By Tim Rollins
In some recent blog posts, we looked at a day in the life of an e-discovery director, manager, and paralegal. In those interviews, these experienced e-discovery professionals shared some of the key lessons they've learned and the tasks they often face. Linda Luperchio, in talking about the end of a matter, whether a legal one or an internal investigation, explains that she makes a habit of summarizing every case, debriefing on what went well and what can be done better next time, and logging the information in their e-discovery database, including taking a look at what they would have spent if they had farmed out the case versus using their own processes and technology.
Those are all second-level best practices--the type of deeper analysis experts conduct--are always useful. But what about the fundamentals? What if you're just excited that a legal matter is finally over and done with?
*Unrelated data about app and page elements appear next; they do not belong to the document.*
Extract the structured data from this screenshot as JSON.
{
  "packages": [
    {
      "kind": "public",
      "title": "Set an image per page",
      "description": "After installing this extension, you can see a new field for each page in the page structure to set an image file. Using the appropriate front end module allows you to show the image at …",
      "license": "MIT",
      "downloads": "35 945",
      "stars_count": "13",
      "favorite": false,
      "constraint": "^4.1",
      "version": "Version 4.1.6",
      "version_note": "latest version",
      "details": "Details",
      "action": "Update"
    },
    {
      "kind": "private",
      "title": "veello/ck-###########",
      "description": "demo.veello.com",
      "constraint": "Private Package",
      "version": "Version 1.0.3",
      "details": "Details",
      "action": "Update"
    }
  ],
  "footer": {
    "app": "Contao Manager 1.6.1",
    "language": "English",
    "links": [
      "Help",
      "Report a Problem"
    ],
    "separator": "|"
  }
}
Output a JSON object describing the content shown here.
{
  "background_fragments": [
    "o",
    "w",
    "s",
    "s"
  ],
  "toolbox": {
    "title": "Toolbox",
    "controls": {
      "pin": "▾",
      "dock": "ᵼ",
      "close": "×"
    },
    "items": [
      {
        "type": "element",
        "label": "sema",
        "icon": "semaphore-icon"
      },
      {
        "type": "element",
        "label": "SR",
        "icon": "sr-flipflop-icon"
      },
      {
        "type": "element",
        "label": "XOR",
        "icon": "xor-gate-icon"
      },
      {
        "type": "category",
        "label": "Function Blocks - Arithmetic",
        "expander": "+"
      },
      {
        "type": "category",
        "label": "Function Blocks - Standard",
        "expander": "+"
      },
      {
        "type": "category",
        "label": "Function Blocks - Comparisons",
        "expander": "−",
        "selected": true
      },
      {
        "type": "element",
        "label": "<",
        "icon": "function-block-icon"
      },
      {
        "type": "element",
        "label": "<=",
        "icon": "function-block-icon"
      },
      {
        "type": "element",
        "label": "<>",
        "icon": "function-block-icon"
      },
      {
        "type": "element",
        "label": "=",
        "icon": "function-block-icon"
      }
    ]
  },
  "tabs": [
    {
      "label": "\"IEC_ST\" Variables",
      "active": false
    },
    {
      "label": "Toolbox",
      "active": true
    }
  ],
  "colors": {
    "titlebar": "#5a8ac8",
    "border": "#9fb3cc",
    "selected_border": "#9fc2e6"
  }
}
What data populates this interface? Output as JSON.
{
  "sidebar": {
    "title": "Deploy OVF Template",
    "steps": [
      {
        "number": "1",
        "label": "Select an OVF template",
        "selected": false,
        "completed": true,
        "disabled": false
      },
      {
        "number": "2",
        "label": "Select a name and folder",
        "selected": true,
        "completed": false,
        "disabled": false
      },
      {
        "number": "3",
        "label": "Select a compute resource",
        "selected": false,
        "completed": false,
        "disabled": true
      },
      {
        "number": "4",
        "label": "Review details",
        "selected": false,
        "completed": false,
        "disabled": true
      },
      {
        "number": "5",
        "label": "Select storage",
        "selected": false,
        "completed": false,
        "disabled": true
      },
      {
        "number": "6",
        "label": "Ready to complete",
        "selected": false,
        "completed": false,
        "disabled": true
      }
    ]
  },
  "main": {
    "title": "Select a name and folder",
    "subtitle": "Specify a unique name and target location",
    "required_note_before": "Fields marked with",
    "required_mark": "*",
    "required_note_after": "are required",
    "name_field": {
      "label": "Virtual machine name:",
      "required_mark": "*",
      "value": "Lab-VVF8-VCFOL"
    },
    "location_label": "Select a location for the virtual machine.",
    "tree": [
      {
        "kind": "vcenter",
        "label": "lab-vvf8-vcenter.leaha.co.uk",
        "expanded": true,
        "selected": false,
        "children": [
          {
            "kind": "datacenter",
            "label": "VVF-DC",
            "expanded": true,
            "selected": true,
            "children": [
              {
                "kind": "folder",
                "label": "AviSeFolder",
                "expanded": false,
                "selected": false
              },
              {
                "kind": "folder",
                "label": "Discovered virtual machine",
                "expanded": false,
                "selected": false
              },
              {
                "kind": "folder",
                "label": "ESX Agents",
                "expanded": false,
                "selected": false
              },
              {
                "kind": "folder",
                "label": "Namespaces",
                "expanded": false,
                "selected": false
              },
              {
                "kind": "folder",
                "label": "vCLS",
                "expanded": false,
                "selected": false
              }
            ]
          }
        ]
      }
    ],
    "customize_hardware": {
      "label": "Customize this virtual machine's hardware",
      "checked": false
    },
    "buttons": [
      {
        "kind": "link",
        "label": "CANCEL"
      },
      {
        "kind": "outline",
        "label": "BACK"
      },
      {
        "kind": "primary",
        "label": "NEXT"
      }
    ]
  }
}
How can you make sure that you're not forgetting any of the key steps legal teams must take before a matter is officially closed? We're here to help with that as well, with our Legal Matter Closing Checklist.
Not taking these steps can lead to inefficiencies such as legal holds never being released, document retention policies never being reinstated, and matter-related data stored in various 3rd party locations (i.e. with your vendor, etc.). These missteps can increase risk but unnecessarily retaining information that is subject to defensible disposition policies, as well as inconveniencing custodians and your e-discovery team. A closing matter checklist is great way to ensure all the necessary questions are asked and matters are closed to prevent these future headaches.
- 8 steps for defensibly closing a matter
- Guidelines for working effectively with internal and external teams involved in the matter
- Piece of mind that your matter is properly closed and done with